Search the listing below for the word "style" and copy each line that holds it.

- Opening Delimiter -

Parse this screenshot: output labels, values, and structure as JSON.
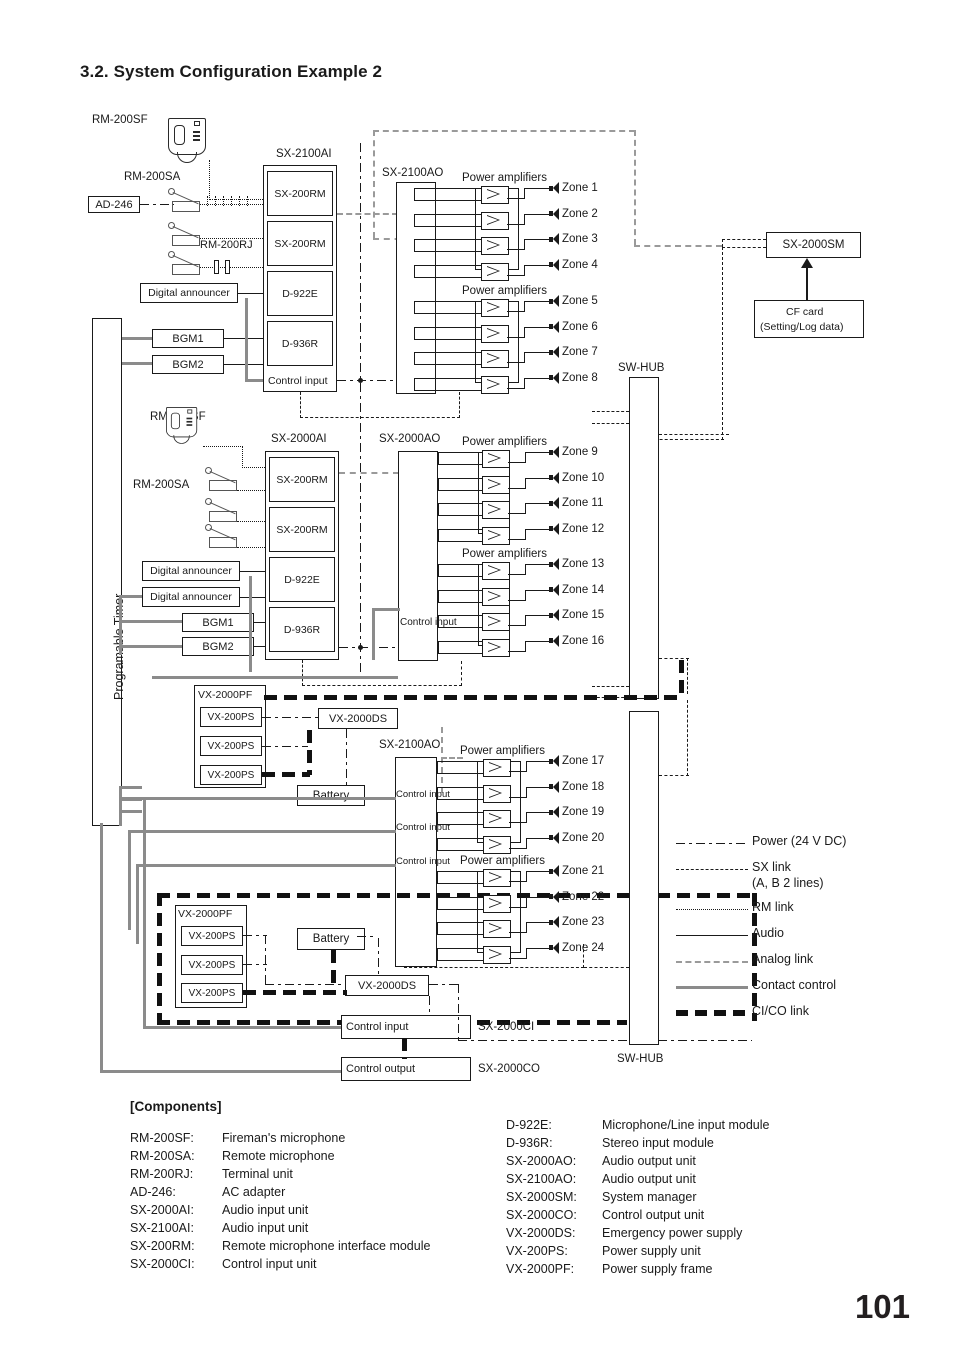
{
  "document": {
    "section_title": "3.2. System Configuration Example 2",
    "page_number": "101"
  },
  "diagram": {
    "programable_timer": "Programable Timer",
    "mic_top_label": "RM-200SF",
    "mic_mid_label": "RM-200SF",
    "rm200sa_top": "RM-200SA",
    "rm200sa_mid": "RM-200SA",
    "ad246": "AD-246",
    "rm200rj": "RM-200RJ",
    "sx2100ai_title": "SX-2100AI",
    "sx2000ai_title": "SX-2000AI",
    "sx2100ao_title_top": "SX-2100AO",
    "sx2000ao_title": "SX-2000AO",
    "sx2100ao_title_bottom": "SX-2100AO",
    "sx2000sm": "SX-2000SM",
    "cf_card_line1": "CF card",
    "cf_card_line2": "(Setting/Log data)",
    "sw_hub_top": "SW-HUB",
    "sw_hub_bottom": "SW-HUB",
    "modules_2100ai": [
      "SX-200RM",
      "SX-200RM",
      "D-922E",
      "D-936R",
      "Control input"
    ],
    "modules_2000ai": [
      "SX-200RM",
      "SX-200RM",
      "D-922E",
      "D-936R"
    ],
    "digital_announcer": "Digital announcer",
    "bgm1": "BGM1",
    "bgm2": "BGM2",
    "control_input": "Control input",
    "control_output": "Control output",
    "power_amplifiers": "Power amplifiers",
    "zones": [
      "Zone 1",
      "Zone 2",
      "Zone 3",
      "Zone 4",
      "Zone 5",
      "Zone 6",
      "Zone 7",
      "Zone 8",
      "Zone 9",
      "Zone 10",
      "Zone 11",
      "Zone 12",
      "Zone 13",
      "Zone 14",
      "Zone 15",
      "Zone 16",
      "Zone 17",
      "Zone 18",
      "Zone 19",
      "Zone 20",
      "Zone 21",
      "Zone 22",
      "Zone 23",
      "Zone 24"
    ],
    "vx2000pf": "VX-2000PF",
    "vx200ps": "VX-200PS",
    "vx2000ds": "VX-2000DS",
    "battery": "Battery",
    "sx2000ci": "SX-2000CI",
    "sx2000co": "SX-2000CO"
  },
  "legend": {
    "items": [
      {
        "label": "Power (24 V DC)",
        "style": "power-dash-dot",
        "color": "#1a1a1a"
      },
      {
        "label": "SX link",
        "sublabel": "(A, B 2 lines)",
        "style": "long-dash",
        "color": "#1a1a1a"
      },
      {
        "label": "RM link",
        "style": "dotted",
        "color": "#1a1a1a"
      },
      {
        "label": "Audio",
        "style": "solid",
        "color": "#1a1a1a"
      },
      {
        "label": "Analog link",
        "style": "gray-dashed",
        "color": "#9a9a9a"
      },
      {
        "label": "Contact control",
        "style": "gray-solid",
        "color": "#8b8b8b"
      },
      {
        "label": "CI/CO link",
        "style": "thick-dashed",
        "color": "#111111"
      }
    ]
  },
  "components": {
    "heading": "[Components]",
    "left": [
      {
        "code": "RM-200SF:",
        "desc": "Fireman's microphone"
      },
      {
        "code": "RM-200SA:",
        "desc": "Remote microphone"
      },
      {
        "code": "RM-200RJ:",
        "desc": "Terminal unit"
      },
      {
        "code": "AD-246:",
        "desc": "AC adapter"
      },
      {
        "code": "SX-2000AI:",
        "desc": "Audio input unit"
      },
      {
        "code": "SX-2100AI:",
        "desc": "Audio input unit"
      },
      {
        "code": "SX-200RM:",
        "desc": "Remote microphone interface module"
      },
      {
        "code": "SX-2000CI:",
        "desc": "Control input unit"
      }
    ],
    "right": [
      {
        "code": "D-922E:",
        "desc": "Microphone/Line input module"
      },
      {
        "code": "D-936R:",
        "desc": "Stereo input module"
      },
      {
        "code": "SX-2000AO:",
        "desc": "Audio output unit"
      },
      {
        "code": "SX-2100AO:",
        "desc": "Audio output unit"
      },
      {
        "code": "SX-2000SM:",
        "desc": "System manager"
      },
      {
        "code": "SX-2000CO:",
        "desc": "Control output unit"
      },
      {
        "code": "VX-2000DS:",
        "desc": "Emergency power supply"
      },
      {
        "code": "VX-200PS:",
        "desc": "Power supply unit"
      },
      {
        "code": "VX-2000PF:",
        "desc": "Power supply frame"
      }
    ]
  }
}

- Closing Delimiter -

→ **THE ANSWER**:
        "style": "power-dash-dot",
        "style": "long-dash",
        "style": "dotted",
        "style": "solid",
        "style": "gray-dashed",
        "style": "gray-solid",
        "style": "thick-dashed",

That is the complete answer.